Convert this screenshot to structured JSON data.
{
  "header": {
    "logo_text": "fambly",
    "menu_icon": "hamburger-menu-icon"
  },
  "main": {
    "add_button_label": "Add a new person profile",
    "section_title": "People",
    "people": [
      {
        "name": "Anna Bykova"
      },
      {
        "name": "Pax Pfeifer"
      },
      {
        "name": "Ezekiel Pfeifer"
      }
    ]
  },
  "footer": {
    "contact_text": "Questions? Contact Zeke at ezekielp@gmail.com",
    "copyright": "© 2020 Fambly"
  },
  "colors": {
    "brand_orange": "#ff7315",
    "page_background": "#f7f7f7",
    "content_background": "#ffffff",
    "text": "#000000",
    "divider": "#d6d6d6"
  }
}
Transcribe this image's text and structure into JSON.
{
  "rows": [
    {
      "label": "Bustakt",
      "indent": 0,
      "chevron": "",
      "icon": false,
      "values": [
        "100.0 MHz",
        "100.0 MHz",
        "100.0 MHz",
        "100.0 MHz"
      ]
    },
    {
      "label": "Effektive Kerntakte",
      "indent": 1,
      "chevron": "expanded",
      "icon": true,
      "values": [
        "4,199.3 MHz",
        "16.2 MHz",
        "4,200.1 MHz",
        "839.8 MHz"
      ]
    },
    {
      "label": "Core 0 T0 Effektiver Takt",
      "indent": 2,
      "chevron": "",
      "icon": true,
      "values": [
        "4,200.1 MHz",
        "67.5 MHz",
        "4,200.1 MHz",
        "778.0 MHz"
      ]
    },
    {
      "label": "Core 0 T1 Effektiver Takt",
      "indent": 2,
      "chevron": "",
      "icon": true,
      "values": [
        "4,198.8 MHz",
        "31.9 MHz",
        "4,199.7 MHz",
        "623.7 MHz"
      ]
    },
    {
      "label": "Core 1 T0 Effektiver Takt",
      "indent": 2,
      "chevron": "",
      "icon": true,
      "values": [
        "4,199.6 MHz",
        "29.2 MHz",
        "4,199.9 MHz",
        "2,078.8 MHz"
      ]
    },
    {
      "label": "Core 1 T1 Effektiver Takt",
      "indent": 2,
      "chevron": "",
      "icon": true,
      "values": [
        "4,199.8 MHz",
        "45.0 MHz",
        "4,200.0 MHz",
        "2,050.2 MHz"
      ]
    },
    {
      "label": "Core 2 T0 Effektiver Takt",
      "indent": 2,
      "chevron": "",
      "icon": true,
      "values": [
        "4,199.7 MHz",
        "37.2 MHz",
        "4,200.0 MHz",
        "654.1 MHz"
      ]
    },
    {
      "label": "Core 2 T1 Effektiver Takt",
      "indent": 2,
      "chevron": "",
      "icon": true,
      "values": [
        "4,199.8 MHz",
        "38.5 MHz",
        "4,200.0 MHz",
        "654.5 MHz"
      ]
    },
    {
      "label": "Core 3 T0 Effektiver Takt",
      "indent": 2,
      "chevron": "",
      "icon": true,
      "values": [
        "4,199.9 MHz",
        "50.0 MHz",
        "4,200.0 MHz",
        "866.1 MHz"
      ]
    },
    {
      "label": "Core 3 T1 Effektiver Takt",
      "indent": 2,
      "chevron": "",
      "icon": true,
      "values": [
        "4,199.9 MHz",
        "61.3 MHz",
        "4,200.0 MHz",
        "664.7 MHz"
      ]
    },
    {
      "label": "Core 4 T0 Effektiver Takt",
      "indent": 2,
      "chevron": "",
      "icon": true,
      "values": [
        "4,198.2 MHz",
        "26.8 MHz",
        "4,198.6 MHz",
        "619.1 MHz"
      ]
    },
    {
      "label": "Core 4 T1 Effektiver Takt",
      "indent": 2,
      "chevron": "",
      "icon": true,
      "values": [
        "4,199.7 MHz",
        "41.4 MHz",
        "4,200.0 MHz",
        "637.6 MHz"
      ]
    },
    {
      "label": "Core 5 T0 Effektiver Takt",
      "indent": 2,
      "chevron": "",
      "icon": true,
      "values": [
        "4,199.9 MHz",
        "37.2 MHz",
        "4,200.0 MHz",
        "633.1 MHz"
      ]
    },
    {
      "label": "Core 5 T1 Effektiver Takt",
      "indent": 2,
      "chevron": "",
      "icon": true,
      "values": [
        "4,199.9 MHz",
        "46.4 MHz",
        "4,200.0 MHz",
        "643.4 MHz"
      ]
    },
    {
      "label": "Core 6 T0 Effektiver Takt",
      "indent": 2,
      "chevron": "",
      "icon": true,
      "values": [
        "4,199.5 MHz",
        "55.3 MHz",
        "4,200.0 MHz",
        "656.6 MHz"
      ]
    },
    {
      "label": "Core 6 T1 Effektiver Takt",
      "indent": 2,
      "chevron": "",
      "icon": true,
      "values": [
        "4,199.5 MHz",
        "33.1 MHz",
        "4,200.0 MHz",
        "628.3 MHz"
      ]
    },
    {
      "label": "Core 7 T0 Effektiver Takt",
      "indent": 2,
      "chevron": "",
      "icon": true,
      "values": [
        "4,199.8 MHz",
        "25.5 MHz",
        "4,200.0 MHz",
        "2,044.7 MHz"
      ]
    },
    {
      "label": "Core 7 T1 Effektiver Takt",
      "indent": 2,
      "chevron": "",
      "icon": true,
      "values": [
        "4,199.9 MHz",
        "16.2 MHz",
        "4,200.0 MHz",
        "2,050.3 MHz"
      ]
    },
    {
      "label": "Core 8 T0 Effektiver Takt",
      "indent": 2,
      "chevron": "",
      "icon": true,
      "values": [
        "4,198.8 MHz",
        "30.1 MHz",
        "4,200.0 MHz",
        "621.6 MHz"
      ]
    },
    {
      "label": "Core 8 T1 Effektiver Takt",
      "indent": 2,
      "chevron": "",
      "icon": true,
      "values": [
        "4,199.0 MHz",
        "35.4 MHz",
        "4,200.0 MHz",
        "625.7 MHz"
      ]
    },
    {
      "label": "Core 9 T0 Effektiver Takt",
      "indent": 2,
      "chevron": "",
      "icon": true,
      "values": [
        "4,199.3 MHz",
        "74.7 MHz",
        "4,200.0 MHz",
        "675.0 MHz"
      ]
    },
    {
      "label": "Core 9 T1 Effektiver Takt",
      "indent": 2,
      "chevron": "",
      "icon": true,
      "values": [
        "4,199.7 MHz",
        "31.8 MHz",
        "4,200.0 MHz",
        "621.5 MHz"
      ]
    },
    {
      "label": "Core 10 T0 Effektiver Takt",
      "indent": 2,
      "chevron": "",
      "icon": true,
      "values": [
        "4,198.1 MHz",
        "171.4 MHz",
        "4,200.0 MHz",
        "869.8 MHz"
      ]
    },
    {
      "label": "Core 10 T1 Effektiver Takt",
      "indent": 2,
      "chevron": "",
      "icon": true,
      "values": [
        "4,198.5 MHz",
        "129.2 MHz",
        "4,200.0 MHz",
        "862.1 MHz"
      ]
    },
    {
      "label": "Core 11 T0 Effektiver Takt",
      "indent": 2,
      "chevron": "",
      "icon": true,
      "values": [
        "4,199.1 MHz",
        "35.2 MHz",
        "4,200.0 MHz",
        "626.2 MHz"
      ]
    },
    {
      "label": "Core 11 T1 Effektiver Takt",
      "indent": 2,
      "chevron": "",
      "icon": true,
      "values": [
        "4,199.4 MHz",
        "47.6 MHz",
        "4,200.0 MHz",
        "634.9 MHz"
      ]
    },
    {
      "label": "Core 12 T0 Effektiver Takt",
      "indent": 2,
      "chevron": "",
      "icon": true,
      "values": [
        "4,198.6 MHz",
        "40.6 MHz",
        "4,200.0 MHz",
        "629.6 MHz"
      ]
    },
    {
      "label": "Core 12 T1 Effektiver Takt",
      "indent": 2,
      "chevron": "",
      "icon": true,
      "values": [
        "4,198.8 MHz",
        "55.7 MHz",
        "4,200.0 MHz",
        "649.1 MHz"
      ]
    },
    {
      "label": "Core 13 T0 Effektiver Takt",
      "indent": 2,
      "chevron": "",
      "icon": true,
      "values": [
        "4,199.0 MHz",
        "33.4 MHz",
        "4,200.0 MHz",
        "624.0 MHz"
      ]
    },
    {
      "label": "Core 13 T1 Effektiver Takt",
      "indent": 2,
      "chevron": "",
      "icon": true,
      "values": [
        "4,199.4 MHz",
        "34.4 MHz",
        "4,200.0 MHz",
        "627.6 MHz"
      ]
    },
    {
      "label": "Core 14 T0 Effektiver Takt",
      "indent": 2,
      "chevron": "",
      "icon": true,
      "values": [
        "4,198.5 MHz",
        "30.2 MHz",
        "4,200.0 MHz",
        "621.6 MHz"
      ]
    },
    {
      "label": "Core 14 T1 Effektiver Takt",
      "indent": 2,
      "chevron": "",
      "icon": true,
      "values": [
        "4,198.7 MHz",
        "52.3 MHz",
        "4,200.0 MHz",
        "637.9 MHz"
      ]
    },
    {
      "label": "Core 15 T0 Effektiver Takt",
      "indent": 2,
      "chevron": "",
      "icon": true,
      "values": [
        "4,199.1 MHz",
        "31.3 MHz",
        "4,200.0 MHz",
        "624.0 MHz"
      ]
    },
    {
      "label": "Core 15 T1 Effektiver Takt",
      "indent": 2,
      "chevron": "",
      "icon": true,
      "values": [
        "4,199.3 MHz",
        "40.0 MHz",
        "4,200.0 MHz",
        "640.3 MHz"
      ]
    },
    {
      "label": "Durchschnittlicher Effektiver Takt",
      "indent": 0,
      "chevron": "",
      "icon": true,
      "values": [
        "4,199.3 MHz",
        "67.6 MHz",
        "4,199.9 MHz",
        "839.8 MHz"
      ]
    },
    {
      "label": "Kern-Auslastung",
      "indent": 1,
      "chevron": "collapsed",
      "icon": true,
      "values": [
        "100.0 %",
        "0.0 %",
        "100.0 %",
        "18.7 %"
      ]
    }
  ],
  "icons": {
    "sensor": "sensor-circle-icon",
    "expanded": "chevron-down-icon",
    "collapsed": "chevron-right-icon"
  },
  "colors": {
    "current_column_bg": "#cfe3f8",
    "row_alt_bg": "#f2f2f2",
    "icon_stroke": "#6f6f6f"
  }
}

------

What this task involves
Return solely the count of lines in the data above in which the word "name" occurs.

Answer for the task
3